A few seconds of complete darkness can be used as a form of misdirection that allows magic to happen in escape rooms.
I don’t mean a dimly lit room that strains players’ eyes, where lock digits are hard to see. I am talking about sudden, dramatic lights-out events that force players to freeze, focus, wonder, and wait. Even just a few seconds of darkness can create a memorable effect.
Horror games often use this mechanic as a way to build tension or introduce a jump scare. However, there are so many other, non-scary, ways that unexpected darkness can be implemented in escape rooms.
What Happens In The Dark?
Anything can happen when the lights temporarily go out in an escape room. Things can change, and objects can appear, disappear or move around. Walls can move and spaces can change shape. A new path forward can open up or the path of retreat can suddenly be sealed off. Actors or projected characters can enter the space. Players can be removed from the space. Time can rewind. Props can be reset, and thus be ready for players to make another attempt at a previously botched game sequence.
Darkness can provide the misdirection needed for even low-tech magic to take place. A lack of light combined with a swelling soundtrack can be just the cover needed for a stealthy game host to make a physical adjustment to the game space.
In the dark, players will stop what they are doing and will be ready for a reset of sorts when the lights come back on.
Focus Your Players
Designers have an opportunity to get creative with the ways they bring the lights back up following a period of darkness. A single spotlight shining on an object or an area will provide a clear signal that draws players’ attention exactly where the designer wants. A slow, gradual return to normal game lighting could cause players to scan around the room and look for what might now be different.
Even if darkness is just used to signal an act break during the game, lighting has now been introduced as an important part of the storytelling structure and players will more likely pay attention to how it is used during the rest of the experience.
Lighting is a common subject of discussion among escape room designers.

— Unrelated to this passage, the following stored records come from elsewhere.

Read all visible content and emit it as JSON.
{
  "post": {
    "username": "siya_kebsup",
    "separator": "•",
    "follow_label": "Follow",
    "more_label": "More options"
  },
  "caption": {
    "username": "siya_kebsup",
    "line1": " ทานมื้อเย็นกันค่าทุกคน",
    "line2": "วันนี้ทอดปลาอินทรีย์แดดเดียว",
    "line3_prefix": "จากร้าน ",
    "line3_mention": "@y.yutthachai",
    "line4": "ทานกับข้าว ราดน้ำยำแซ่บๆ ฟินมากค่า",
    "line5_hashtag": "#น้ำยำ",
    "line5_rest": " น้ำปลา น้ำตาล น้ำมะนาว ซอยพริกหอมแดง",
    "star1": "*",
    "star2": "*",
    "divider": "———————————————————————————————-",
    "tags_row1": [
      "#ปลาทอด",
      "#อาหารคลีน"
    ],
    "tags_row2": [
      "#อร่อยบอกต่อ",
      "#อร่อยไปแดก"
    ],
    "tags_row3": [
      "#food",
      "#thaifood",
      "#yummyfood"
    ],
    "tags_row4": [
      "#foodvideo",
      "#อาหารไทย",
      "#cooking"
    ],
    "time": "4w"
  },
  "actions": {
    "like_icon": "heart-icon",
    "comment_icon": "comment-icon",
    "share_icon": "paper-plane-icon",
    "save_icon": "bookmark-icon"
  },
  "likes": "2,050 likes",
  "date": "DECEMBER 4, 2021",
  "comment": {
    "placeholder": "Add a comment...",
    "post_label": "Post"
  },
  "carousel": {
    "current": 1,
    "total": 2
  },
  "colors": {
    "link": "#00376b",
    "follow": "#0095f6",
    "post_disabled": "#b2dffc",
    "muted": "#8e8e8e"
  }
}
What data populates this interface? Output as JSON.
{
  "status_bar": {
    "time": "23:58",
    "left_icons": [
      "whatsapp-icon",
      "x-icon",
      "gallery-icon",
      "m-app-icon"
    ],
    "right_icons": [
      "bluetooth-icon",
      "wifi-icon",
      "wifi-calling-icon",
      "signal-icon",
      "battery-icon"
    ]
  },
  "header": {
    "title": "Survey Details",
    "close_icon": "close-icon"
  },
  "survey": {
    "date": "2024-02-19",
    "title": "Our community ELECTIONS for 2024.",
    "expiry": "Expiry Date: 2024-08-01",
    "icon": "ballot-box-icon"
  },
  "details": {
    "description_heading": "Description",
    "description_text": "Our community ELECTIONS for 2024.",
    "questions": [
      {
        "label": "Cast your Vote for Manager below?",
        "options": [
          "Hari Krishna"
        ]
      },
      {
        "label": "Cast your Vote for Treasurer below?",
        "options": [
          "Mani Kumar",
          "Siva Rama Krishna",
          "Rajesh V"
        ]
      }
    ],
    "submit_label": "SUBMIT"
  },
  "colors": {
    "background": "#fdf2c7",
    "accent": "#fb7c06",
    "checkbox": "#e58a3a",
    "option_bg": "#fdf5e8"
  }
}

Let’s not forget about the power of temporary, complete darkness and about the opportunity it provides to add a bit of magic to our game experiences.